The model applied mortality rates for each age group and sex to calculate future life expectancy. Lost life-years were calculated through the difference between life expectancy for people with type 1 and type 2 diabetes in each age group and sex, as well as the life expectancy for the equivalent population without diabetes.
According to the model, an “average” adult with type 1 diabetes (mean age, 32.8 years) was estimated to live an additional 32.6 years vs. an additional 40.2 years for age-matched people without diabetes. An “average” adult with type 2 diabetes (mean age, 65.4 years) was estimated to live an additional 18.6 years while those without type 2 diabetes were expected to live an additional 20.3 years.
Researchers estimated that an HbA1c of greater than 58 mmol/mol (7.5%) would result in the loss of about 100 life-days each year. According to the National Diabetes Audit, 70% of people with type 1 diabetes and 33% of people with type 2 diabetes had an HbA1c of 58 mmol/mol or higher.
“If we can incentivize people to bring their HbA1c to target, then there are advantages down the road for them later in life,” Heald said. “It’s not always easy to achieve that target, but any step toward that target is going to be a good thing in terms of improving life expectancy and reducing the number of life-days lost for each year spent as a high, above target HbA1c.”
Women with type 1 diabetes had an average of 8.5 lost life-years vs. 7 lost life-years for men with type 1 diabetes. In the type 2 diabetes population, women also had a higher amount of lost life-years (2 years) vs. men (1.4 years).
“It’s not that the women are living shorter lives than the men,” Heald said. “It’s just that they are losing the benefit that normally comes with being a woman. In the general population, without diabetes, women live longer than men. What happens with diabetes is it takes away that biological advantage.”
Researchers are planning to do further research on diabetes mortality by working with 550 general practices in the Royal College of General Practitioners database and applying the data at a local level.
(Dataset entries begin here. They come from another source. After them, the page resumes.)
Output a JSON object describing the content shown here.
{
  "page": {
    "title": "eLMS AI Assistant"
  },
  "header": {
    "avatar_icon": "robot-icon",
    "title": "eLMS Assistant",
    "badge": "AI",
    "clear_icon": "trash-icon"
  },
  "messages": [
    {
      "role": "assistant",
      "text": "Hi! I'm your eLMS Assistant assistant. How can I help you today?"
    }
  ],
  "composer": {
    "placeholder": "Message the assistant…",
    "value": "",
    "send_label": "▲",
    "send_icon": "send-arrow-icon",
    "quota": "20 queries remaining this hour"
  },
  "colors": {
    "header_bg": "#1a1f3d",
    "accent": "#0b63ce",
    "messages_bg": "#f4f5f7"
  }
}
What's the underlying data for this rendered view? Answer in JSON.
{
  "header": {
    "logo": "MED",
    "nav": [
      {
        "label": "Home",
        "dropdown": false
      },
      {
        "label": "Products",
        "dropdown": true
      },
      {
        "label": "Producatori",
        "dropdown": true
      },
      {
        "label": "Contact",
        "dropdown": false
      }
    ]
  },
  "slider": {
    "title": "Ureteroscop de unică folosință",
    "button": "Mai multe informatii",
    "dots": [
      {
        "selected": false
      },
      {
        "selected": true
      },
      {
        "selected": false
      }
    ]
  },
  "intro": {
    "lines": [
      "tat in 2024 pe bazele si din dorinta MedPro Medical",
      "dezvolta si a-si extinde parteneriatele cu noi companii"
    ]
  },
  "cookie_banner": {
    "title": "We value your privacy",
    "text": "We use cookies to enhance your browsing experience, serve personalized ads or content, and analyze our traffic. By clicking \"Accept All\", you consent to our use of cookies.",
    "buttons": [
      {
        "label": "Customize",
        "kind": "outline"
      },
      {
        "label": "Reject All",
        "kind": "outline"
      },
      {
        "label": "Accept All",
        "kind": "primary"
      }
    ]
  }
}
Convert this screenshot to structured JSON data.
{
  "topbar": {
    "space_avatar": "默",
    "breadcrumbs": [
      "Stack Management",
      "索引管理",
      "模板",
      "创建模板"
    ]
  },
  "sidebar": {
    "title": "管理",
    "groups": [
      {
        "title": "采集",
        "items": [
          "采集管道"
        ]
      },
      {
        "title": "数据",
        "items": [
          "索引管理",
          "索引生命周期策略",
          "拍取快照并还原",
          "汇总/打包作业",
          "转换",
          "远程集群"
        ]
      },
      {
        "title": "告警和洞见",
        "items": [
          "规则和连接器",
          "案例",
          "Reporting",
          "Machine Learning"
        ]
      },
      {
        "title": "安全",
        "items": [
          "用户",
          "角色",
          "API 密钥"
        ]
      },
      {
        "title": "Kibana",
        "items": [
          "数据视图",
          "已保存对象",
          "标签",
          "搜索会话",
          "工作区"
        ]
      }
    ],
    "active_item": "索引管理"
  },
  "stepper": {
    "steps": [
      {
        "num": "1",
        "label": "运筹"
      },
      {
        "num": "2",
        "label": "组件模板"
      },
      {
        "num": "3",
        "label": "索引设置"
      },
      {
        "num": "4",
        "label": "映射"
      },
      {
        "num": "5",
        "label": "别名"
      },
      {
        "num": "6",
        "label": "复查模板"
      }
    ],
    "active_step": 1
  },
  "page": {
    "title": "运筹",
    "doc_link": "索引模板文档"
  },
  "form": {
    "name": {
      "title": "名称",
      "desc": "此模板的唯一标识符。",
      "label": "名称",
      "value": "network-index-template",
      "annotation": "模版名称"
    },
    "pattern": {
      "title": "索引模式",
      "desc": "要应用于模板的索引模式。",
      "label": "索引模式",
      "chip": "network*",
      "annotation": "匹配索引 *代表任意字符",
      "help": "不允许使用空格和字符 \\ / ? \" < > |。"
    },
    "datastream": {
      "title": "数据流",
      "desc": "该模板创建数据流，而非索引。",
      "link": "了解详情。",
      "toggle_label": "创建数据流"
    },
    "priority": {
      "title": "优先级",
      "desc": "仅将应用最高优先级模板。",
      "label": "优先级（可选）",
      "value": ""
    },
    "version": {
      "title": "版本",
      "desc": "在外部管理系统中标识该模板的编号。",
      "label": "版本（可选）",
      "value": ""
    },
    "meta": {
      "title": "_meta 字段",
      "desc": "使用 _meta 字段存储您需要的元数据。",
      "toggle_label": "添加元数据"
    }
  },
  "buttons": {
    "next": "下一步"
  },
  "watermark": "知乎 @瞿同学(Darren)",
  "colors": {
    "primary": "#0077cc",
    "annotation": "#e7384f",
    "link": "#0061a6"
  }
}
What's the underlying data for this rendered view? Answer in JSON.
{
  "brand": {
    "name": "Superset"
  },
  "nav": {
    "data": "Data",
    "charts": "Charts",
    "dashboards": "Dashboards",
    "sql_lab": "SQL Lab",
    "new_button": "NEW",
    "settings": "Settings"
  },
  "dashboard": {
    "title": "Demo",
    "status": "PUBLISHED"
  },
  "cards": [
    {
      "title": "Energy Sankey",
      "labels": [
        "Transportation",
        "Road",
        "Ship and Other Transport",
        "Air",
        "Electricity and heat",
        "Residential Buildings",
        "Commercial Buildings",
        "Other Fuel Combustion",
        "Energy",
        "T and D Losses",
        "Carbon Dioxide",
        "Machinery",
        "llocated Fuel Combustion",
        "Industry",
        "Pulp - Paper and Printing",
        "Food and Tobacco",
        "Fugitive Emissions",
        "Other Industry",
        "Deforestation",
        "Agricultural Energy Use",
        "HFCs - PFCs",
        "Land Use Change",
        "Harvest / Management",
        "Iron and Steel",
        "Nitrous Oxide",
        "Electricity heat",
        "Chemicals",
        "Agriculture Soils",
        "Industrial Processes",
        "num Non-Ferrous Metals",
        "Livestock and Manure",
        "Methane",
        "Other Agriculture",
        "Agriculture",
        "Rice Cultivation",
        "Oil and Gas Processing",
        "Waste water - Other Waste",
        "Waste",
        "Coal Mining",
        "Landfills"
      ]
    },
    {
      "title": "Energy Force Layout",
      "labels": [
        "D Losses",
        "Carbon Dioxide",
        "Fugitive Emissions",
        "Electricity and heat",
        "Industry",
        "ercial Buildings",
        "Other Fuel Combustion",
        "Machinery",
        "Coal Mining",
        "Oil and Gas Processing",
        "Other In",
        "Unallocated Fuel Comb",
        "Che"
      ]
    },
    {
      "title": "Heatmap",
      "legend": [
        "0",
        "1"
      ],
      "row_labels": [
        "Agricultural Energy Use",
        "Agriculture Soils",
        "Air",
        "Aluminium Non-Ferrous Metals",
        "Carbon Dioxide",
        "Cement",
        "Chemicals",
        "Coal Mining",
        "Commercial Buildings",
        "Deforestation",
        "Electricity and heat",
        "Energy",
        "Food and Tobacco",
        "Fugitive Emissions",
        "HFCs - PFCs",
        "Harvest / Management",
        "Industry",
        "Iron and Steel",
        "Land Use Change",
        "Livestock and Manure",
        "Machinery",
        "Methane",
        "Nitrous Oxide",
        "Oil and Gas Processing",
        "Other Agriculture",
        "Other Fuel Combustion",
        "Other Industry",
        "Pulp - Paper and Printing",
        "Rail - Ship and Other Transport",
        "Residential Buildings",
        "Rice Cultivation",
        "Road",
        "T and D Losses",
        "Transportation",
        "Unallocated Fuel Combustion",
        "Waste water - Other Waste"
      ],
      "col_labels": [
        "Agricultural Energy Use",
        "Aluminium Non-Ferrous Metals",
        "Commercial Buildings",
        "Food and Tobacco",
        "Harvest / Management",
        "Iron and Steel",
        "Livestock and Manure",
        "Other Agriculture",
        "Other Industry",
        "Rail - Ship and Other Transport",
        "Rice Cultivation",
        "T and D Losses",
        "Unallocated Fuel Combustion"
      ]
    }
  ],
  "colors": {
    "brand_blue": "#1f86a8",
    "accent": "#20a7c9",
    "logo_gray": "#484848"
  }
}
“We have permission to analyze the practice-level data to look, in more detail, at how the variation between practices in how good they are in managing diabetes in relation to HbA1c, may relate to mortality over a 5-year period,” Heald said.